I recently tasted my way through a couple of hundred samples from Dan Murphy’s, mostly imported reds and whites, and I was amazed at the quality of many of their exclusive cheapies.
These wines focused on the under-$50 area; most were under $20. The value-for-money was impressive, and must be seriously scary for Australian winemakers trying to compete in those price categories. When you add in what Coles and Aldi are bringing in, you start to see the intensity of competition the bigger Australian companies are experiencing for the consumer’s dollar.
The origin of most wines was France, Italy and Spain, but also Chile, Germany and the US. For a sample, just try (in reds) the Zonin (tastings) and Illuminati (tastings) ranges from Italy, Montes Alpha (tastings) from Chile, the Borsao (tastings) wines from Spain, the Chapoutier (tastings) range from the Rhone Valley, even the ultra-cheapie J.P. Chenet (tastings) French varietals provide good quality for just a few bucks. And Christian Moueix’s $15 Bordeaux merlot (tasting) must be tasted to be believed.

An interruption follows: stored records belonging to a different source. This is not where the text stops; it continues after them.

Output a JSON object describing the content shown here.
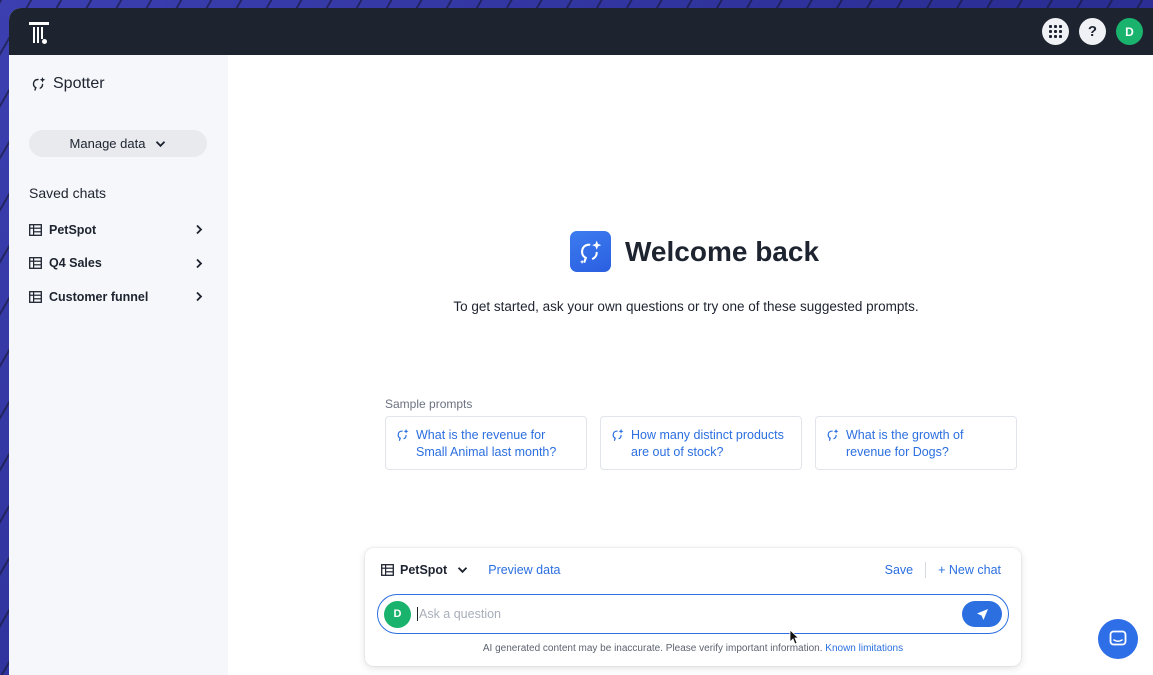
{
  "topbar": {
    "avatar_initial": "D",
    "help_label": "?"
  },
  "sidebar": {
    "title": "Spotter",
    "manage_data_label": "Manage data",
    "saved_chats_heading": "Saved chats",
    "items": [
      {
        "label": "PetSpot"
      },
      {
        "label": "Q4 Sales"
      },
      {
        "label": "Customer funnel"
      }
    ]
  },
  "main": {
    "welcome_title": "Welcome back",
    "subtitle": "To get started, ask your own questions or try one of these suggested prompts.",
    "sample_label": "Sample prompts",
    "prompts": [
      {
        "line1": "What is the revenue for",
        "line2": "Small Animal last month?"
      },
      {
        "line1": "How many distinct products",
        "line2": "are out of stock?"
      },
      {
        "line1": "What is the growth of",
        "line2": "revenue for Dogs?"
      }
    ]
  },
  "chatbox": {
    "source_label": "PetSpot",
    "preview_label": "Preview data",
    "save_label": "Save",
    "new_chat_label": "+ New chat",
    "avatar_initial": "D",
    "input_placeholder": "Ask a question",
    "disclaimer": "AI generated content may be inaccurate. Please verify important information.",
    "disclaimer_link": "Known limitations"
  },
  "colors": {
    "accent": "#2b6fe0",
    "topbar": "#1d232f",
    "avatar": "#19b36d"
  }
}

In whites, Borsao and Riscal (tastings) from Spain, the cheaper Louis Latour white Burgundies from Saint Veran (tasting) and Macon (tasting), the amazing Simonnet-Febvre Chablis range (tastings), Pierre Brevin (tastings) from the Loire Valley, and the Arrogant Frog (tastings) line-up and its associated Jean-Paul Mas (tastings) southern French wines. The perennial Dopff au Moulin Alsace whites (tastings) and Schloss Vollrads (tastings) lower-priced German whites also stand out. I commend them all to you.